This is a sponsored post from an investment platform that allows everyday people to invest in art. All opinions are my own. 

Previous to The Ways To Wealth, I worked in financial services for 10 years.

The company I worked for was a full-service firm, offering everything from investments to insurance.

One of my roles was to manage the personal insurance division. As a firm, we specialized in insurance planning for high-net worth individuals and families.

A handful of our clients held millions of dollars of artwork.

My job was to insure this artwork.

To properly insure artwork it’s important you stay on top of it’s value. This way if a piece was damaged or stolen, our client was reimbursed accordingly.

And it’s in keeping track of the value where I started to see how lucrative investing in art was.

While some clients bought art to display, others bought and sold for profit.

One in particular made millions buying and selling art.

And when something was bought or sold, I was notified–often getting some good info as to why.

How To Invest in Artwork (The Everyday Person’s Guide)

Watching how a successful art investor operates taught me a lot.

It also got me interested in investing in art myself.

But as I learned, there are good reasons everyday people, like myself, should stay away from investing in art.

The primary reason being that I couldn’t afford artwork worth investing in.

Blue Chip vs. Micro Cap Investing

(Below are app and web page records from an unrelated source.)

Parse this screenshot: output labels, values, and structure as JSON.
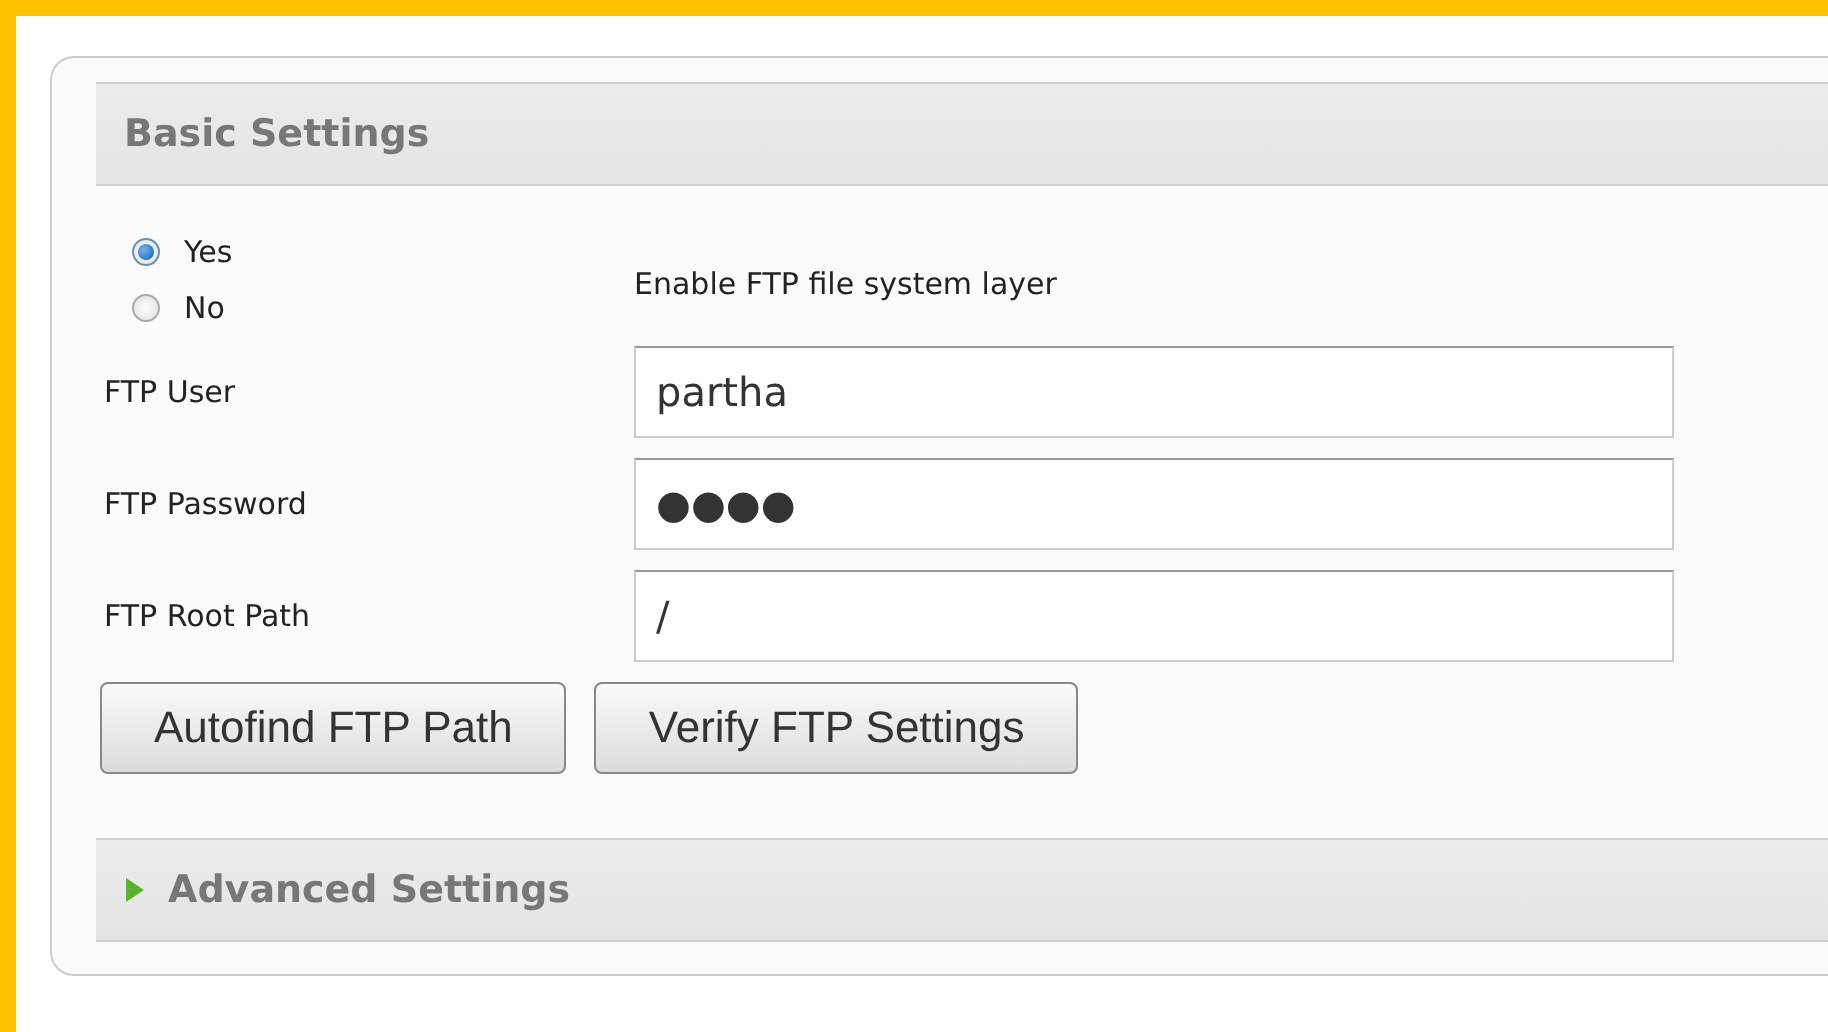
{
  "basic_settings": {
    "title": "Basic Settings",
    "enable_ftp": {
      "options": [
        {
          "label": "Yes",
          "selected": true
        },
        {
          "label": "No",
          "selected": false
        }
      ],
      "description": "Enable FTP file system layer"
    },
    "fields": [
      {
        "label": "FTP User",
        "value": "partha"
      },
      {
        "label": "FTP Password",
        "value": "●●●●"
      },
      {
        "label": "FTP Root Path",
        "value": "/"
      }
    ],
    "buttons": [
      "Autofind FTP Path",
      "Verify FTP Settings"
    ]
  },
  "advanced_settings": {
    "title": "Advanced Settings",
    "expanded": false
  }
}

In the stock market, investors like to categorize stocks into different classes.

Two classifications you may be familiar with are blue chip and micro cap.

A blue chip stock is a stock of a large, well-established and financially sound company. Think Apple, Intel, Disney, etc…

Micro cap stocks are much smaller and most often not financially sound.

Micro cap stocks come with a very high risk-reward ratio. Yes, they could double but they can just as well go to zero.

And it’s for that reason that I stay away from investing in micro cap stocks on an individual basis.

The same classifications can also be applied to artwork.

There are “blue chip” pieces of art–these are pieces of art from well-known artists like Warhol or Monet.

Then, there is “micro cap” art–this is most likely artwork based off the latest trends. And just like micro cap stocks, “micro cap” art fluctuates wildly in price.

As an investor, I’d much prefer to invest in blue chip art.

But unlike the clients I worked with, I couldn’t afford artwork that was worth investing in.

Fortunately though, that has changed.

Using Masterworks To Invest In Blue Chip Art

There have been multiple new investment platforms to pop up over the last few years.

One of the most popular sectors is in real estate.

There are now multiple websites that allow anyone to invest in commercial real estate for $500.

The idea is that they open up a new asset class, that offers an attractive return, to everyday people.

In real estate, this asset class was commercial bridge loans. This type of loan has been very profitable to lenders over the years. And now anyone with $500 can invest in it. is now applying this same concept to fine art.

With Masterworks you can invest in blue chip art for just $1,000.

For example, you could purchase shares in and own a fraction of a Andy Warhol’s “1 Colored Marilyn” for $1,000.

Andy Warhol's "1 Colored Marilyn"

This painting has appreciated at 11.25% a year since 1990.

And these rates of return are pretty common in the art world.

Since 2000, blue chip-art valued at over $2,000,000 has outperformed the S&P 500 by over 250%.

How Does A Masterworks Art Investment Work?

To understand how you can make money, it’s important to understand the ins-and-outs of Masterworks.

The process starts with Masterworks’ ability to find and purchase blue chip art they feel is undervalued. Once they do, they purchase the artwork outright.

Masterworks then files the piece as a qualified security offering with the Securities and Exchange Commission.

Once they own the artwork outright and it’s listed with the SEC, they offer shares to that specific piece on

Masterworks’ goal is to own each painting for 5 to 10 years.

When an offer then comes through from a third-party to buy the piece, shareholders vote on whether to buy or hold.

If the artwork is sold, you get your share of the proceeds, less a fee representing 20% of the profits which goes to Mastworks.

By the end of 2019, Masterworks goal is to have a trading platform available to buy and sell shares.

Until then, you can only profit once a piece you own is sold.

When Does It Make Sense To Invest In Art?

Investing in art is a lot different from the index based approach to investing I commonly discuss.

Nonetheless, alternative asset classes do have a place.

When it comes to art–I see it as a worthy choice for a small percentage of someone’s net worth (e.g. around 5%). More so, this person is passionate about art and will have a sense of pride in owning it.

What I also like about crowdsourced investing platforms is they offer a low-risk way to learn how to invest in a new asset class.

Spending time on these platforms and watching the market is a great way to gain valuable knowledge.

And with Masterworks, signing up for an account to gaining this valuable knowledge is free.

You can get started here.